Record Type: RIE
Publication Date: 1979-Apr
Pages: 31
Abstractor: N/A
Reference Count: 0
ISBN: N/A
ISSN: N/A
The Role of Cognition in Children's Explanations and Preferences for Skin-Color.
Clark, Audrey; And Others
The purpose of this study was to measure social causality (skin-color attributions) of white children on a Skin-Color Probe, and to explore the developmental concomitants related to children's explanations of skin color. Seventy-two white children, including equal numbers of males and females, were divided into three age groupings (27-59 months, 60-87 months, and 88-115 months). Equal numbers of boys and girls in each age grouping were assigned to two female examiners: one black, the other white. Each child was individually examined on four developmental measures (Clay Tasks, Origin of Night Interview, Picture Task and Skin-Color Probe), and on one skin-color attitude measure (The Preschool Racial Attitude Measure II). It was hypothesized that: (1) the explanations children give for skin-color are influenced by their level of cognitive development; (2) skin-color attributions (social causality) correlated with other classes of attributions (physical conservation, physical causality, and social identity); (3) acquisition of physical concepts precedes acquisition of social concepts and (4) children's skin-color preferences are influenced by their level of cognitive development. Results indicated that the explanations and preferences of children for skin-color were related to their developmental level, that these perceptions and concepts were correlated with perceptions and concepts in other areas, and that operational thinking was achieved more rapidly in relation to physical phenomena than social phenomena. In addition, a significant curvilinear relationship between age and skin-color bias, significant age by cognitive level interaction, and a significant race of tester by cognitive level interactions were found. (Author/MP)

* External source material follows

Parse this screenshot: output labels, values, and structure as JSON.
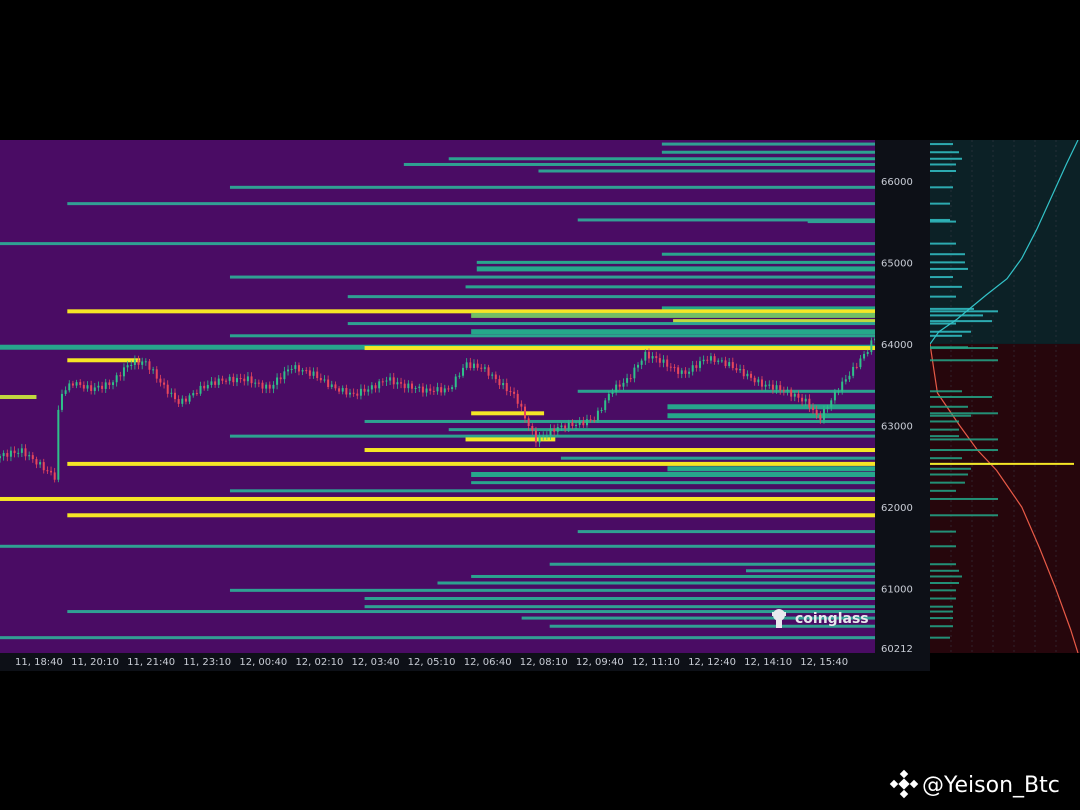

Publication Type: Reports - Research; Speeches/Meeting Papers
Education Level: N/A
Audience: N/A
Language: English
Sponsor: N/A
Authoring Institution: N/A
Identifiers: Skin Color
Note: Paper presented at the Annual Meeting of the American Educational Research Association (San Francisco, California, April 8-12, 1979)